But did it ever air?
Yeah. It did indeed, and, actually, when they were doing the movie about Z Channel earlier this year, I was in Vancouver shooting RIDING THE BULLET. They wanted me to do an interview for it, so they transferred all of my Betamax tapes to mini-DV so I could put them on to DVD for myself. I’ll certainly be glad to let you look at them.
I’d love that.
I’ve got two or three missing. I did have to redo one, and it might’ve been PIRANHA, because they mocked the movie way too much. The program director said, “You know, people aren’t going to watch the movie, now,” because we ran the interviews before the movie.
At that point, you’re like, “Anyone tuning in for PIRANHA is going to watch it no matter what we say.”
Yeah! C’mon, it’s Z Channel!
Did you have much contact with Jerry Harvey?
Almost none. My experience with him was not all that great. He basically cancelled my show without ever telling me. I kept calling, “Well, who do we have for the next one? What are the movies I’ve got to work with, so I can call the guests?” Never returned the call, never returned the call, and, then, finally, an assistant to the original program director, Hal Kaufman, basically said, “Well, didn’t he tell you the show’s not on anymore?” “Well, no he didn’t.”
What year was this?
That was 1982.
Have you seen the documentary?
It’s great. It’s a little long, but it’s great.
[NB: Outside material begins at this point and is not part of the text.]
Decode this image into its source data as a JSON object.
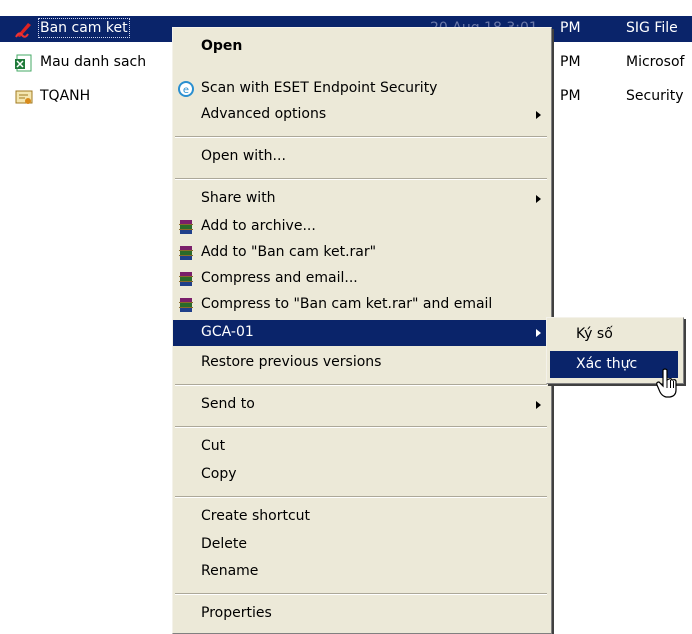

I didn’t mind that. Just watching the collision of clips from high to low, THE LEOPARD to Eurotrash Erotica was just—
It was fantastic. It was all just about loving movies. And a really, really sad situation with Jerry Harvey, obviously.
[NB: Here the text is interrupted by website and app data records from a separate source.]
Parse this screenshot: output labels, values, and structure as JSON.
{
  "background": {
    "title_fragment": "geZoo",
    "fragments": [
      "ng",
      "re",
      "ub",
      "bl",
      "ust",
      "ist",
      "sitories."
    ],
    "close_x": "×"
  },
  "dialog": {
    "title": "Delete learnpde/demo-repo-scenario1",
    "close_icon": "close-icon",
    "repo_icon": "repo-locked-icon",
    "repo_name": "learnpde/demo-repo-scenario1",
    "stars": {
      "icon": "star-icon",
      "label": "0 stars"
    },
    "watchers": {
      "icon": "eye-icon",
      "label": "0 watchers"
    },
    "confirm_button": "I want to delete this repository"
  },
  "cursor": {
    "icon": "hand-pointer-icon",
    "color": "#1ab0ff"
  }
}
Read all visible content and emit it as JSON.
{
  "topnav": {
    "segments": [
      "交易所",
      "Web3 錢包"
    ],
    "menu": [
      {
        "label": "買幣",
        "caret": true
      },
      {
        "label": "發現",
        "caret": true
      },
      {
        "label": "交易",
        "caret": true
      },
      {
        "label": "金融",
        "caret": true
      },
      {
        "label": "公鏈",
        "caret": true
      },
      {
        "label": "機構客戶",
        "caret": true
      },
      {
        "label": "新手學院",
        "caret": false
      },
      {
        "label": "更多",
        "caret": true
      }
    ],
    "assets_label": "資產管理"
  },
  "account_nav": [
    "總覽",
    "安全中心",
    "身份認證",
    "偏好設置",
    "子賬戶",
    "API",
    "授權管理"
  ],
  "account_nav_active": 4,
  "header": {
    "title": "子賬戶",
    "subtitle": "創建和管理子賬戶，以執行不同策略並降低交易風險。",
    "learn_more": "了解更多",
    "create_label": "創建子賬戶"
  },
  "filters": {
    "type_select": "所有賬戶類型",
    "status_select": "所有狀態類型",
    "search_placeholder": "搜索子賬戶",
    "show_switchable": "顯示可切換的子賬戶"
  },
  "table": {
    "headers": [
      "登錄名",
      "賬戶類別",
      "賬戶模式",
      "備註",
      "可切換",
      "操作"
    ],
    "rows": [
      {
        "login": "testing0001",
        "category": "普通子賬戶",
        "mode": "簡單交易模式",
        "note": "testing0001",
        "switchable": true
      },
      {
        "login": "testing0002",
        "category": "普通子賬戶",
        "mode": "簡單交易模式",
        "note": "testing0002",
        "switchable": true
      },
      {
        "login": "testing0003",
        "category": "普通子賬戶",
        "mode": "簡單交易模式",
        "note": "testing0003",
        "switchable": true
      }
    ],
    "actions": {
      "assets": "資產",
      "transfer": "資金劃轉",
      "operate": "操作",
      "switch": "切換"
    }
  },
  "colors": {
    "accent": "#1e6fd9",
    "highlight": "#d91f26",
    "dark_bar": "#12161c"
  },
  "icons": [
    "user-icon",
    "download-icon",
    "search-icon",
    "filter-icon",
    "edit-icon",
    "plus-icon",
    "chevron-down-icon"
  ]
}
But this unconditional love for any kind of film – I miss that. You read something like FILM COMMENT, where they’re sometimes afraid to embrace trashier fare.
Yeah, give me VIDEO WATCHDOG. All the old Joe Dante reviews… that’s great stuff. I’m sure you know that Joe Dante did a lot of second unit on ROCK AND ROLL HIGH SCHOOL. I just love that, because Joe is so *not* a rock-and-roll kind of guy.
I heard that while you were making SLEEPWALKERS that Spielberg would come over and hang out to decompress from HOOK.
He came over one day, and just hung out. They were going to do PLASTIC MAN at the time, and I wondered… “Is there something you want to talk about?” “No, no! I just want to watch.” I just wondered why he was hanging out, and I guess he was just enjoying it. I was shooting a scene with cat monsters, he was doing HOOK, and Francis (Ford Coppola), on another stage, was doing DRACULA. So, it was like Francis, Steven… and Mick. What’s wrong with this picture? (Laughs.) But later that day, he asked me to do PLASTIC MAN for them, which never happened.
Finally, I have to confess that I was the guy who infiltrated the “Masters of Horror” dinner.
Oh, that was you!
Yeah… that was me.
Well, that’s alright. And I know who it probably was through. It’s very cool. Now, you’ve heard about the show.
Yes, and I was hoping you could talk about it a little.
We actually have it fully financed without taking it to a network. We’re going to do thirteen episodes up front; it’s financed by a DVD company (Anchor Bay). I’ve got commitments from John Landis, John Carpenter, George Romero, Tobe Hooper, Guillermo Del Toro, Joe Dante… just a ton of people are going to be doing hour-long episodes. And they’ll be censor-free hour-longs – no commercials.
That’s great. I do have to say, however, that I still have nightmares of John Landis barking from across that table at me.
(Laughing.) That’s John! Don’t worry about it; he forgets about it right away.
It was just that I’m staring him down in the presence of some of the most influential filmmakers in my life.
Thank god there wasn’t a terrorist act that night. There’d never be another good horror movie.
Thanks. Great fun, Beaks, and as RIDING THE BULLET rolls out in limited release in the weeks ahead, give it a try. It’s a gem.